↓

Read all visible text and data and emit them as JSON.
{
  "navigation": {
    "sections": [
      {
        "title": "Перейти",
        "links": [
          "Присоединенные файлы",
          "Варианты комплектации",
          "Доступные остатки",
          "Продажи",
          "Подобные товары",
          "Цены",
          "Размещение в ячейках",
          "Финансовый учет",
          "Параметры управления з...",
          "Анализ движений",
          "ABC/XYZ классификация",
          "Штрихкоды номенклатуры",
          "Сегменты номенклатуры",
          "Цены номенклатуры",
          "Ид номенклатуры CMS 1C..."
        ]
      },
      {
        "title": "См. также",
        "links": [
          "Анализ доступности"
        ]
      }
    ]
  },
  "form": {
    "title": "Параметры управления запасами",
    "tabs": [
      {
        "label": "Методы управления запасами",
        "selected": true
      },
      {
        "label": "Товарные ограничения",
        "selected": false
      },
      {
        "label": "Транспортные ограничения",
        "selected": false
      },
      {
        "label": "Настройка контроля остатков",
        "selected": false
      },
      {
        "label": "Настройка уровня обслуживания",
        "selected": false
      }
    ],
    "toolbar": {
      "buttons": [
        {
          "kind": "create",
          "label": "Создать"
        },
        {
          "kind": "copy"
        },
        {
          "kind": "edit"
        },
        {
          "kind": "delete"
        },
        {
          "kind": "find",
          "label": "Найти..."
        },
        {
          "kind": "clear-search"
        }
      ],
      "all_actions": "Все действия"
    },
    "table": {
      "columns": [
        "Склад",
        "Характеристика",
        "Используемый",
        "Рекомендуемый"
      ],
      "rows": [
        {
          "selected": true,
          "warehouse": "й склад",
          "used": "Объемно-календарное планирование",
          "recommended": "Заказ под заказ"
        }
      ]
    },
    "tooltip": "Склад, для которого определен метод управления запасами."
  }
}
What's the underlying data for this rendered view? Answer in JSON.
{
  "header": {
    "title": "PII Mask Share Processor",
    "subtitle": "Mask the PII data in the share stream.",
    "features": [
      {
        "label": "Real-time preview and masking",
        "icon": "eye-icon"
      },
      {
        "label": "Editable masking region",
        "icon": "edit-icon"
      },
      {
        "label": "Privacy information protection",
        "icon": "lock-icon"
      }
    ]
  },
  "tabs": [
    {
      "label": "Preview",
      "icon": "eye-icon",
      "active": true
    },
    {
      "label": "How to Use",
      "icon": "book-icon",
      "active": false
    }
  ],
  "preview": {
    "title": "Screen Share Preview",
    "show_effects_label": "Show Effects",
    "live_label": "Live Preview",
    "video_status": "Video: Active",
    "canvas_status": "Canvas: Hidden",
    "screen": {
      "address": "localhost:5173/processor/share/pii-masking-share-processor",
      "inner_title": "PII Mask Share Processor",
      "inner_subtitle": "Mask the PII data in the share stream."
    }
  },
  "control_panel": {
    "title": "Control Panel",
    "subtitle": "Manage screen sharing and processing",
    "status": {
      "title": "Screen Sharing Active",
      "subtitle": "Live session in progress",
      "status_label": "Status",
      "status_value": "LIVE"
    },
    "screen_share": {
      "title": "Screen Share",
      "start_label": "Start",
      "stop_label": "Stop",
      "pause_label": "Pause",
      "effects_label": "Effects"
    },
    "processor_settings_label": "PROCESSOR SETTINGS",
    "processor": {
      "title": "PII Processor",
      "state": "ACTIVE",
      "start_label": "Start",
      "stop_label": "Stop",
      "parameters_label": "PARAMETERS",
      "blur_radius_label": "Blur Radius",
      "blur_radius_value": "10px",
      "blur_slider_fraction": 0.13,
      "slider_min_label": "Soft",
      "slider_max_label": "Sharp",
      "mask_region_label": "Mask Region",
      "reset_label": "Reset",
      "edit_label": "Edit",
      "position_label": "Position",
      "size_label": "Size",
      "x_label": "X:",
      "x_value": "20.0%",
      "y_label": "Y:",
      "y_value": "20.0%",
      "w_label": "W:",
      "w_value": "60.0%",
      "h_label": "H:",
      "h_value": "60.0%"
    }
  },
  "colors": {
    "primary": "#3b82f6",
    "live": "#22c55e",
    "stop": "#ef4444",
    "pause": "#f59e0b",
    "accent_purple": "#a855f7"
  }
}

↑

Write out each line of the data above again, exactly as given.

Reply
Read all visible text and data and emit them as JSON.
{
  "navigation": {
    "sections": [
      {
        "title": "Перейти",
        "links": [
          "Присоединенные файлы",
          "Варианты комплектации",
          "Доступные остатки",
          "Продажи",
          "Подобные товары",
          "Цены",
          "Размещение в ячейках",
          "Финансовый учет",
          "Параметры управления з...",
          "Анализ движений",
          "ABC/XYZ классификация",
          "Штрихкоды номенклатуры",
          "Сегменты номенклатуры",
          "Цены номенклатуры",
          "Ид номенклатуры CMS 1C..."
        ]
      },
      {
        "title": "См. также",
        "links": [
          "Анализ доступности"
        ]
      }
    ]
  },
  "form": {
    "title": "Параметры управления запасами",
    "tabs": [
      {
        "label": "Методы управления запасами",
        "selected": true
      },
      {
        "label": "Товарные ограничения",
        "selected": false
      },
      {
        "label": "Транспортные ограничения",
        "selected": false
      },
      {
        "label": "Настройка контроля остатков",
        "selected": false
      },
      {
        "label": "Настройка уровня обслуживания",
        "selected": false
      }
    ],
    "toolbar": {
      "buttons": [
        {
          "kind": "create",
          "label": "Создать"
        },
        {
          "kind": "copy"
        },
        {
          "kind": "edit"
        },
        {
          "kind": "delete"
        },
        {
          "kind": "find",
          "label": "Найти..."
        },
        {
          "kind": "clear-search"
        }
      ],
      "all_actions": "Все действия"
    },
    "table": {
      "columns": [
        "Склад",
        "Характеристика",
        "Используемый",
        "Рекомендуемый"
      ],
      "rows": [
        {
          "selected": true,
          "warehouse": "й склад",
          "used": "Объемно-календарное планирование",
          "recommended": "Заказ под заказ"
        }
      ]
    },
    "tooltip": "Склад, для которого определен метод управления запасами."
  }
}
What's the underlying data for this rendered view? Answer in JSON.
{
  "header": {
    "title": "PII Mask Share Processor",
    "subtitle": "Mask the PII data in the share stream.",
    "features": [
      {
        "label": "Real-time preview and masking",
        "icon": "eye-icon"
      },
      {
        "label": "Editable masking region",
        "icon": "edit-icon"
      },
      {
        "label": "Privacy information protection",
        "icon": "lock-icon"
      }
    ]
  },
  "tabs": [
    {
      "label": "Preview",
      "icon": "eye-icon",
      "active": true
    },
    {
      "label": "How to Use",
      "icon": "book-icon",
      "active": false
    }
  ],
  "preview": {
    "title": "Screen Share Preview",
    "show_effects_label": "Show Effects",
    "live_label": "Live Preview",
    "video_status": "Video: Active",
    "canvas_status": "Canvas: Hidden",
    "screen": {
      "address": "localhost:5173/processor/share/pii-masking-share-processor",
      "inner_title": "PII Mask Share Processor",
      "inner_subtitle": "Mask the PII data in the share stream."
    }
  },
  "control_panel": {
    "title": "Control Panel",
    "subtitle": "Manage screen sharing and processing",
    "status": {
      "title": "Screen Sharing Active",
      "subtitle": "Live session in progress",
      "status_label": "Status",
      "status_value": "LIVE"
    },
    "screen_share": {
      "title": "Screen Share",
      "start_label": "Start",
      "stop_label": "Stop",
      "pause_label": "Pause",
      "effects_label": "Effects"
    },
    "processor_settings_label": "PROCESSOR SETTINGS",
    "processor": {
      "title": "PII Processor",
      "state": "ACTIVE",
      "start_label": "Start",
      "stop_label": "Stop",
      "parameters_label": "PARAMETERS",
      "blur_radius_label": "Blur Radius",
      "blur_radius_value": "10px",
      "blur_slider_fraction": 0.13,
      "slider_min_label": "Soft",
      "slider_max_label": "Sharp",
      "mask_region_label": "Mask Region",
      "reset_label": "Reset",
      "edit_label": "Edit",
      "position_label": "Position",
      "size_label": "Size",
      "x_label": "X:",
      "x_value": "20.0%",
      "y_label": "Y:",
      "y_value": "20.0%",
      "w_label": "W:",
      "w_value": "60.0%",
      "h_label": "H:",
      "h_value": "60.0%"
    }
  },
  "colors": {
    "primary": "#3b82f6",
    "live": "#22c55e",
    "stop": "#ef4444",
    "pause": "#f59e0b",
    "accent_purple": "#a855f7"
  }
}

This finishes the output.